• **Work instruction**: Examine the data line by line and report how many lines include the word "icon", with no additional output.

⁂

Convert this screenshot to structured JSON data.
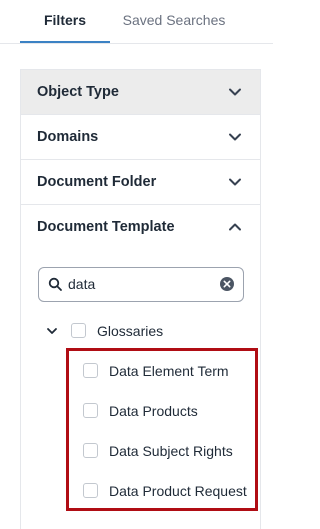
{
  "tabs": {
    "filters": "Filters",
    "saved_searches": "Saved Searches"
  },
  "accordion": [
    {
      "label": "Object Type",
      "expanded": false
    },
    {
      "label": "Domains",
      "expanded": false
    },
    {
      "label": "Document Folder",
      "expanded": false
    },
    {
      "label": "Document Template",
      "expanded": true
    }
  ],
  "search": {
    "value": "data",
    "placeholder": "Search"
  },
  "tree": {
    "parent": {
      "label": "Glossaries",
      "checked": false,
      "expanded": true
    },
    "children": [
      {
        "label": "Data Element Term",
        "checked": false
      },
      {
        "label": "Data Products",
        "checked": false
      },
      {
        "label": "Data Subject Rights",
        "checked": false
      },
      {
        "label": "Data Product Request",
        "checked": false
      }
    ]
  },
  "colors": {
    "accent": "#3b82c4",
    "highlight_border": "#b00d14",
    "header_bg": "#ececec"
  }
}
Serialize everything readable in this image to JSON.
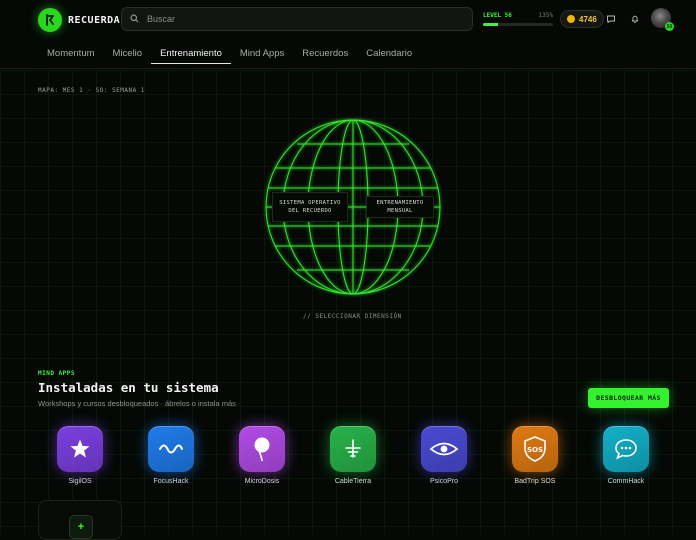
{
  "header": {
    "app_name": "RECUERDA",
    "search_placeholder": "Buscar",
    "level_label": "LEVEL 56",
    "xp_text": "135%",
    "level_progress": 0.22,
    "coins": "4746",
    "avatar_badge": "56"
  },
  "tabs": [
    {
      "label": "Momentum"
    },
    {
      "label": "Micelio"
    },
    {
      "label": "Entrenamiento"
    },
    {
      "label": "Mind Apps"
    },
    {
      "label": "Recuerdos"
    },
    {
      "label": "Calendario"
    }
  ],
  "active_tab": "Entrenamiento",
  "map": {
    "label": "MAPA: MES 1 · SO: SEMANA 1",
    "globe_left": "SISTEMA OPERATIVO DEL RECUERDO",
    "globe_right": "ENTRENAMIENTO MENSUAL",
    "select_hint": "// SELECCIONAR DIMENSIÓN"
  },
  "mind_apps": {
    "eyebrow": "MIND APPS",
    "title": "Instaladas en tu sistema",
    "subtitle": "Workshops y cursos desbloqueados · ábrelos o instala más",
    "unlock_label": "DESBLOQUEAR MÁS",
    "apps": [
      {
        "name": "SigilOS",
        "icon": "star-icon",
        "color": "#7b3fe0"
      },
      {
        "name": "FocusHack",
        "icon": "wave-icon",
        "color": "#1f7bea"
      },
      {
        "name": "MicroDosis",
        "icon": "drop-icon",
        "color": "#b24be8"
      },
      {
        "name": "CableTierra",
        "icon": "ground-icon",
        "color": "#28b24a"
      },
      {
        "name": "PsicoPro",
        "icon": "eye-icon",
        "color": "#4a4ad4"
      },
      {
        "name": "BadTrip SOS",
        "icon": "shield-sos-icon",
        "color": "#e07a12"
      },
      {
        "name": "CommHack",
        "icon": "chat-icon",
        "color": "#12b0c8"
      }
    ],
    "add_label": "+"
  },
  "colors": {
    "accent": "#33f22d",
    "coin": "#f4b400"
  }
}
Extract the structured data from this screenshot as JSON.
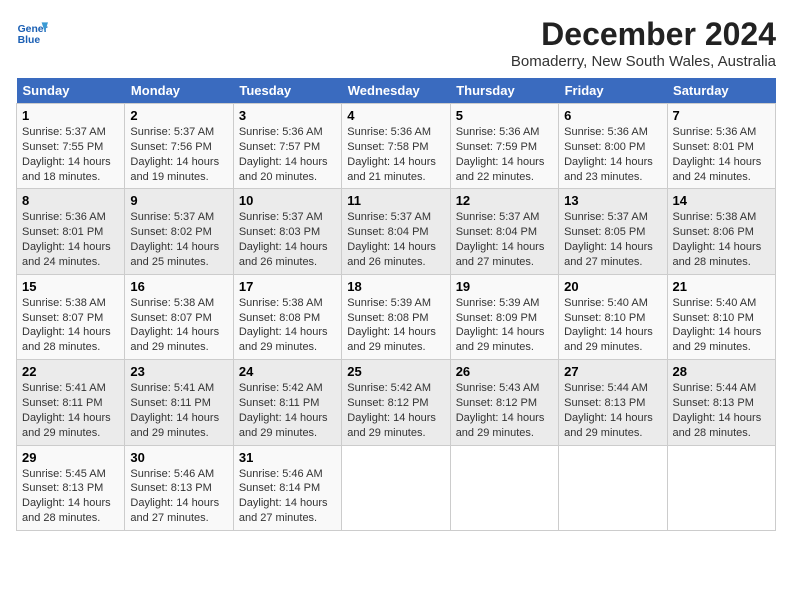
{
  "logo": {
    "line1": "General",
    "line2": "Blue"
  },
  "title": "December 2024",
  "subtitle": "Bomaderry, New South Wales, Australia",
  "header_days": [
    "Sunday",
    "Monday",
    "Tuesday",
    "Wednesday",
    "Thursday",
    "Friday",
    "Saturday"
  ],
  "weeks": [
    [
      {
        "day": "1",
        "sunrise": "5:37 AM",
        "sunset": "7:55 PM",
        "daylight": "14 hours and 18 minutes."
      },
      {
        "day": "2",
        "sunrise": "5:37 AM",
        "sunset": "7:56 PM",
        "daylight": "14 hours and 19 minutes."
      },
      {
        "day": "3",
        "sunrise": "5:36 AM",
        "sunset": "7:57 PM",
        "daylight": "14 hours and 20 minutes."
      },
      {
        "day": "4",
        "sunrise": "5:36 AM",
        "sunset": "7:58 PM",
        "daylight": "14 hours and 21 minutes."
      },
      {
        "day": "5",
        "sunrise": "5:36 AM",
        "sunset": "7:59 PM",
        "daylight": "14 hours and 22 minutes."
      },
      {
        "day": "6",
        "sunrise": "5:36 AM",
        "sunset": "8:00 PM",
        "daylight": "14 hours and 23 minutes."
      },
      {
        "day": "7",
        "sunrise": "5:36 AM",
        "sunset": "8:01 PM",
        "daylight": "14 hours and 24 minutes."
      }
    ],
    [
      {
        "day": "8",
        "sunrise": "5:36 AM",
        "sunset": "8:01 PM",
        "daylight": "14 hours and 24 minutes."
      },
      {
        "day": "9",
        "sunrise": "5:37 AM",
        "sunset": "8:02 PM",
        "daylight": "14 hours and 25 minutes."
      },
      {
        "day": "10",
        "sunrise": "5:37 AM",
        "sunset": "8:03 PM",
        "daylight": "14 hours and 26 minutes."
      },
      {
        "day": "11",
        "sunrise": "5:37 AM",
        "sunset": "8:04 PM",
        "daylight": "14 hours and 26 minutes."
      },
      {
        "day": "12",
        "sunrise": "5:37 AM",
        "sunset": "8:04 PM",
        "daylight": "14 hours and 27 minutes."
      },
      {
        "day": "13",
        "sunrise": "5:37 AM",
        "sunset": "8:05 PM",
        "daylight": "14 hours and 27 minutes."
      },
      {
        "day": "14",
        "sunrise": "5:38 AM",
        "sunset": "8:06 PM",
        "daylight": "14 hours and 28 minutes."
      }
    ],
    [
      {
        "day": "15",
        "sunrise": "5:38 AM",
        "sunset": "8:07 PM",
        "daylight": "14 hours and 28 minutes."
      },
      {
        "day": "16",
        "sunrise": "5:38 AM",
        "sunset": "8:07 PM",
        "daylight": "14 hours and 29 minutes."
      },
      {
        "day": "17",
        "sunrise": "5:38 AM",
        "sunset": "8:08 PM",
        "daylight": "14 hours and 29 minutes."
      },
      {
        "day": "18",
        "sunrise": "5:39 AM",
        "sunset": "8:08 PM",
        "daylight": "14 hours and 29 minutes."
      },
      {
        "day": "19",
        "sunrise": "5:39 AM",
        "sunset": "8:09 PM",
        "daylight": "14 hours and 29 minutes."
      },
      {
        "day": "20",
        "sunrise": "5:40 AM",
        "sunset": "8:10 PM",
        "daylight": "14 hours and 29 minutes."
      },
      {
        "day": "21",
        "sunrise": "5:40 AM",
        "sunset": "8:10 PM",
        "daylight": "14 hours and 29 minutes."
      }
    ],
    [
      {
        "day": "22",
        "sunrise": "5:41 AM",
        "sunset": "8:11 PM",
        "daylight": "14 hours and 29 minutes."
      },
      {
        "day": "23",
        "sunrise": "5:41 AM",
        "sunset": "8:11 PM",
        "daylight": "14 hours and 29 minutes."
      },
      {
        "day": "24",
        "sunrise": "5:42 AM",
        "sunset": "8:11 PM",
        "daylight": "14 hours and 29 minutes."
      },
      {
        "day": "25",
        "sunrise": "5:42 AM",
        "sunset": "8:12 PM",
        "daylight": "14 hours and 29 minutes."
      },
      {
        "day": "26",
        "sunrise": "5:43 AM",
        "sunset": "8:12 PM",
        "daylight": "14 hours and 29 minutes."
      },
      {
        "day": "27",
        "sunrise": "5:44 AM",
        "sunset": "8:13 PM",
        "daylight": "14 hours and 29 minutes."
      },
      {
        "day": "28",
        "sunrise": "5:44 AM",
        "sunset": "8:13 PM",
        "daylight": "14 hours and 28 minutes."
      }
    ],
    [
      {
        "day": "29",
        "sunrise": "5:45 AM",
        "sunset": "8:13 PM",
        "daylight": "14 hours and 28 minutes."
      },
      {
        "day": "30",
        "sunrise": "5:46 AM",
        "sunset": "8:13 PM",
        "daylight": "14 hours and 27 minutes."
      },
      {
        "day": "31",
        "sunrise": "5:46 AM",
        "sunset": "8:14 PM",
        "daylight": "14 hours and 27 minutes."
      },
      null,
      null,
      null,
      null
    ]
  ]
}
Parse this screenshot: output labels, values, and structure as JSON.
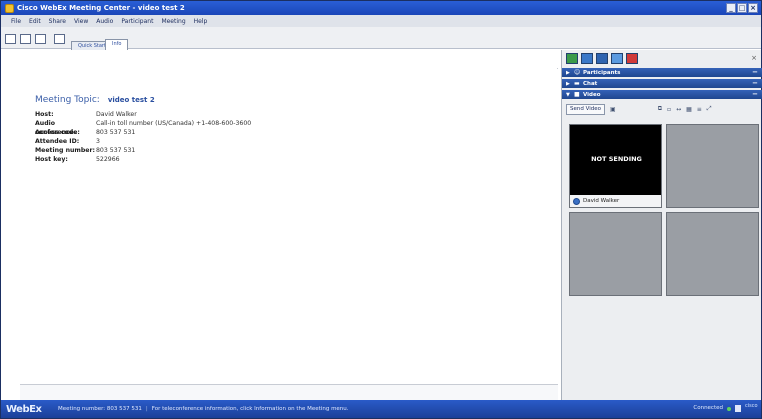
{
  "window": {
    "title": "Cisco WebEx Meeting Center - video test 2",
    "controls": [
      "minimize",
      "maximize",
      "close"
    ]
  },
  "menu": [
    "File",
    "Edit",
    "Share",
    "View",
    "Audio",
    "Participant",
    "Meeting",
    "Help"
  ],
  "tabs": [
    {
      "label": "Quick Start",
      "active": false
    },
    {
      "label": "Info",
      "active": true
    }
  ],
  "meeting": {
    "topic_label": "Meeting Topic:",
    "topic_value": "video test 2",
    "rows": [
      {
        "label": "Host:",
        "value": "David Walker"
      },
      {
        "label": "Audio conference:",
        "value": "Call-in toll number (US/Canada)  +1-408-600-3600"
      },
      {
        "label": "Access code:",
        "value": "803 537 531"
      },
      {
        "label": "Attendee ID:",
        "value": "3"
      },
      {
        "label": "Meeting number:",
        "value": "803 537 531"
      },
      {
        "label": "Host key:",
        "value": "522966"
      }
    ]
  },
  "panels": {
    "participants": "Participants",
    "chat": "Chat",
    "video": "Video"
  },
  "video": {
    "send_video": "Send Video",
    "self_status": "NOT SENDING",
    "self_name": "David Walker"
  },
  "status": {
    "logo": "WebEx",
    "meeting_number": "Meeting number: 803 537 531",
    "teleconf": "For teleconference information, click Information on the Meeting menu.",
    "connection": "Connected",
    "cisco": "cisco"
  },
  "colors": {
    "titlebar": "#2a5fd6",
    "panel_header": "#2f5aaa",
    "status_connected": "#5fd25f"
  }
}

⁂

• **Result below**: 7